People might also be interested in this paper: https://dspace.lboro.ac.uk/dspace-jspui/handle/2134/21445
Does studying logic improve logical reasoning?
There has long been debate over whether studying mathematics improves one’s logical reasoning skills. In fact, it is even unclear whether studying logic improves one’s logical reasoning skills. A previous study found no improvement in conditional reasoning behaviour in students taking a semester long course in logic. However, the reasoning task employed in that study has since been criticised, and may not be a valid measure of reasoning. Here, we investigated the development of abstract conditional reasoning skills in students taking a course in formal logic, using a more sophisticated measure. Students who had previous experience of logic improved significantly, while students with no previous experience did not improve.

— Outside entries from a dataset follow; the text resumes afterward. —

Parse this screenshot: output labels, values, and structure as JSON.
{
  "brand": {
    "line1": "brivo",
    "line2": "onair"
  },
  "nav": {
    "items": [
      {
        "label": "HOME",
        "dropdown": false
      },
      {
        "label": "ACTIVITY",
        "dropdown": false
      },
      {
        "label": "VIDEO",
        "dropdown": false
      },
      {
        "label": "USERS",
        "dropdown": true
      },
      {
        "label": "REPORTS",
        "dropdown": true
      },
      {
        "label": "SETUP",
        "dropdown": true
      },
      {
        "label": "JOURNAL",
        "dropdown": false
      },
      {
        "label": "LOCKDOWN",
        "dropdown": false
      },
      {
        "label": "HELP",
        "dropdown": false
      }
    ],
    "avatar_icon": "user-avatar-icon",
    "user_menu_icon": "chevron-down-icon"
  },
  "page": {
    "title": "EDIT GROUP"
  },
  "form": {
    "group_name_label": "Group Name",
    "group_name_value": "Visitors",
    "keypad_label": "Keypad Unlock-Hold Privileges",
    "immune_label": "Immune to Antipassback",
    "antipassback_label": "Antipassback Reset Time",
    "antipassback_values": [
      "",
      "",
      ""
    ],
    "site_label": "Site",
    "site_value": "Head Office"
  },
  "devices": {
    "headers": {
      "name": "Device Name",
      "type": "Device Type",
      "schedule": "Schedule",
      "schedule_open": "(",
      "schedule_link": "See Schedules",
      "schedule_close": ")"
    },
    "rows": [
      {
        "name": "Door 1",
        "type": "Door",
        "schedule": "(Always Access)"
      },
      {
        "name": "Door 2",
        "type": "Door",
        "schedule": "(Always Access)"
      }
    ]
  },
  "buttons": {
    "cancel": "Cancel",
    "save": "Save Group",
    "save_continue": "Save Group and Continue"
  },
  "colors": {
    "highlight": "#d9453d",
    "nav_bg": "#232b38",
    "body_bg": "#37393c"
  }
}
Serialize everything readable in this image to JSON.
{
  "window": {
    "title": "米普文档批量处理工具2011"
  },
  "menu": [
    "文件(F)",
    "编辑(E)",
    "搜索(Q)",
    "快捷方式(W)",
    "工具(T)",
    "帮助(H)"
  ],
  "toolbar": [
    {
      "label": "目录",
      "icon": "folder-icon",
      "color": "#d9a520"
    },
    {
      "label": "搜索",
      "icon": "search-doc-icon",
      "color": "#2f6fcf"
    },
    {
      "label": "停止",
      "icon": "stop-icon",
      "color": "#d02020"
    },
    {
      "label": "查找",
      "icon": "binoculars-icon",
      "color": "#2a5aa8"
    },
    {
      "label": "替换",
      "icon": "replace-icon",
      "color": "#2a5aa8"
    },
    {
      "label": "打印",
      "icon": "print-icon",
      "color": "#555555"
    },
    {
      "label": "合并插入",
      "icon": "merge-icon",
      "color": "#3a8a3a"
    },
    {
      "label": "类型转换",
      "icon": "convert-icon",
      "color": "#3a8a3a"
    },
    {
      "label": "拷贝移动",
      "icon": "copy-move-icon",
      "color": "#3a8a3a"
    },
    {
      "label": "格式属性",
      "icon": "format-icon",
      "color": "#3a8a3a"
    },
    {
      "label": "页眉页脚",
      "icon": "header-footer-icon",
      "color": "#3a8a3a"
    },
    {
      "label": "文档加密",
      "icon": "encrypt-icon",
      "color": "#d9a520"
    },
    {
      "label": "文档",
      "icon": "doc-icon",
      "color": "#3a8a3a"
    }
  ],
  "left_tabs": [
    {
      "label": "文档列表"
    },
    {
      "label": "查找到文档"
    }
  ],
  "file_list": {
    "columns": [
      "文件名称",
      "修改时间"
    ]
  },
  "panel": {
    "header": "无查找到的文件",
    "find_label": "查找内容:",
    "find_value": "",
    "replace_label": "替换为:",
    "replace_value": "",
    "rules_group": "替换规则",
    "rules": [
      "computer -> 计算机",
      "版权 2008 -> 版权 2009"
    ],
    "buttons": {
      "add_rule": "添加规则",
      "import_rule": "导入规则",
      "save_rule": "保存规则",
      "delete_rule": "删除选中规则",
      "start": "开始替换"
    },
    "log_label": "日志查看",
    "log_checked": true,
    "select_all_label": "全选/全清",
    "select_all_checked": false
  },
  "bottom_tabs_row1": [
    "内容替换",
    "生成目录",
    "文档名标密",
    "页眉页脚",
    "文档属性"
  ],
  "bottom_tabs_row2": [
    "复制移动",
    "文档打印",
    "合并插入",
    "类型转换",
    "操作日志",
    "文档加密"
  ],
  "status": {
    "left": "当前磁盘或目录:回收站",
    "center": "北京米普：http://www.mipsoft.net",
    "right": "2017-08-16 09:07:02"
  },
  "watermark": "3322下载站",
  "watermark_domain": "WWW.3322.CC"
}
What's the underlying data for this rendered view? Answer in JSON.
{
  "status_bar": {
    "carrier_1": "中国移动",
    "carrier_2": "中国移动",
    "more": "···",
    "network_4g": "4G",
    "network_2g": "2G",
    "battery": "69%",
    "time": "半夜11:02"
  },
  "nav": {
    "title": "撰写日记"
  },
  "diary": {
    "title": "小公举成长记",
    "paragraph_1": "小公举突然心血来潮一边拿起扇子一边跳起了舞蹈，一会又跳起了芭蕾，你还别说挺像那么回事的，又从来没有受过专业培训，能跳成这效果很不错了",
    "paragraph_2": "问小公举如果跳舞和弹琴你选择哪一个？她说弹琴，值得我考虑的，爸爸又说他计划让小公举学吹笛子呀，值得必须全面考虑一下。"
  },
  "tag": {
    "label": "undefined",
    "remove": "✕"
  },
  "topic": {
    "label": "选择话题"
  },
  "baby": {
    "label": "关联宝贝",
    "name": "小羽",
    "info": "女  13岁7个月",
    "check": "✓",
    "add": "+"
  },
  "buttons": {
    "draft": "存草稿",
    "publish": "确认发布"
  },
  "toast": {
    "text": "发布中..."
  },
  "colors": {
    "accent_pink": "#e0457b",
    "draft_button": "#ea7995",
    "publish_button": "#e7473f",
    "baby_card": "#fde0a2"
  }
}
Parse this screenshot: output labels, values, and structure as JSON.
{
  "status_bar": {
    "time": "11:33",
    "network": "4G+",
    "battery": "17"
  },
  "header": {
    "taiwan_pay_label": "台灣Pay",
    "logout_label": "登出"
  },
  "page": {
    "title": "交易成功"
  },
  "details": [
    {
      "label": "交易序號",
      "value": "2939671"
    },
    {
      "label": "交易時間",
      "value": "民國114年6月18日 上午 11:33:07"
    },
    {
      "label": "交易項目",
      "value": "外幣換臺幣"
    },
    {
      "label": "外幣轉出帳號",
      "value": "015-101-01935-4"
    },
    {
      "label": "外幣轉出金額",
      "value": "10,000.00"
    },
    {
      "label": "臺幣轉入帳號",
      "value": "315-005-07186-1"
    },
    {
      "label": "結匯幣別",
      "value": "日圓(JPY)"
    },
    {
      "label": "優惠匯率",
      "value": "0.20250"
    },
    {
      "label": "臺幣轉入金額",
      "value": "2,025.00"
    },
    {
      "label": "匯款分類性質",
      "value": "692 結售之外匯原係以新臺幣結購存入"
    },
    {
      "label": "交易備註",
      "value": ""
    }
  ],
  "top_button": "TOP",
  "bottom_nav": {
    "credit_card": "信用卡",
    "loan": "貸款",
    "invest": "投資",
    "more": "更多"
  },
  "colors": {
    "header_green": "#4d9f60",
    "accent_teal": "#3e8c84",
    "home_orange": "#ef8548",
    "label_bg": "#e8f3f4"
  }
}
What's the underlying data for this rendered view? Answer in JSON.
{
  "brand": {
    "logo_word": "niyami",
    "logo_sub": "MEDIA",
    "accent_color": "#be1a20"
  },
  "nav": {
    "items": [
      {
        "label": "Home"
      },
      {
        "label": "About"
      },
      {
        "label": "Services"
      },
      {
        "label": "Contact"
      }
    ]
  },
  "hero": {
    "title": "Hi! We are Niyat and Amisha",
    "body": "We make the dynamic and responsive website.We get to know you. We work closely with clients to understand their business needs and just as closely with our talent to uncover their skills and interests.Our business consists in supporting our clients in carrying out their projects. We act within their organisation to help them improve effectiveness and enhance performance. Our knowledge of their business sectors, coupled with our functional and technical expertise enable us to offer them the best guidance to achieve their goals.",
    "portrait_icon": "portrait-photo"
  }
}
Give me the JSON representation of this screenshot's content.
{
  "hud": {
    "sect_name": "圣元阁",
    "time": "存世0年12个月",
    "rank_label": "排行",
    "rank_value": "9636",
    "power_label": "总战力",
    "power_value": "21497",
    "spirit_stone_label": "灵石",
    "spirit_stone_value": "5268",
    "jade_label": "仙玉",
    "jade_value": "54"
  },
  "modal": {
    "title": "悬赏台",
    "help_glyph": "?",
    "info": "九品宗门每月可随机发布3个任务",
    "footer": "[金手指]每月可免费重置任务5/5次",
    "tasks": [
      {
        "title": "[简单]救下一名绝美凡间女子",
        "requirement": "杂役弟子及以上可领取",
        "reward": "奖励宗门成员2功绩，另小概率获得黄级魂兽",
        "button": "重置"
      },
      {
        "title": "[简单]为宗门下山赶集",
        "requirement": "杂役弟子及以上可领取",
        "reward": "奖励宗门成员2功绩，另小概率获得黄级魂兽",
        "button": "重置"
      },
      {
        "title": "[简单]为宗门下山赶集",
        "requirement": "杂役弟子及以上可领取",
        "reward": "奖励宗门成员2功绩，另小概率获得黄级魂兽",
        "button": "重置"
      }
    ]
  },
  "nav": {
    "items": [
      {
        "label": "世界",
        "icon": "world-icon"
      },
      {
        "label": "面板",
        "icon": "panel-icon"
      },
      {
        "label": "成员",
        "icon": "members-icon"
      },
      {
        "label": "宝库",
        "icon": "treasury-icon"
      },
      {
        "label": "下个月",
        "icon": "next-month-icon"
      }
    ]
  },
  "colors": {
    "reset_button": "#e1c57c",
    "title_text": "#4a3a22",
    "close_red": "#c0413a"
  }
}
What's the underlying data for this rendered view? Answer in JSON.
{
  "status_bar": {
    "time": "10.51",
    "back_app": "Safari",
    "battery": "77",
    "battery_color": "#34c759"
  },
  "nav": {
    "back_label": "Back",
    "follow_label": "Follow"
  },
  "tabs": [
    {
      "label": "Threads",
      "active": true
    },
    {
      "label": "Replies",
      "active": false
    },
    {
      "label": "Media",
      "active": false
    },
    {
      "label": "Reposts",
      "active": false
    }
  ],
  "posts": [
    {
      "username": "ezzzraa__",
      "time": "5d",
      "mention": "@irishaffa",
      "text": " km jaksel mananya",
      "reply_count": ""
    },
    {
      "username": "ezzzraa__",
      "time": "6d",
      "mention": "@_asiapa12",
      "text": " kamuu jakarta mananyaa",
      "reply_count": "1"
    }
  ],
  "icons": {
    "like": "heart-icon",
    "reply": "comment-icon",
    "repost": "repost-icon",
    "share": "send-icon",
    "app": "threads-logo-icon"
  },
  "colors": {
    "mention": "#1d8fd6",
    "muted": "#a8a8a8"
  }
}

Our results suggest that it is possible to teach logical thinking, given a certain degree of exposure.Report
Another paper to add to this: “The effects of argument mapping-infused critical thinking instruction on reflective judgement performance” (2014).
• While results revealed no effect of argument mapping (AM) on reflective judgement (RJ) performance, RJ performance was moderated by critical thinking (CT) disposition.
• Results revealed a main effect of CT disposition on RJ performance.
• Results revealed that CT was significantly correlated with RJ at all three testing times.
• Students scoring low on CT disposition, trained through AM, showed a significant increase in RJ performance from pre-to-post-testing.
• Students scoring high on CT dispositions, in both the traditional hierarchical outlining (HO) and control groups, showed a significant increase in RJ performance from pre-to-post-testing.Report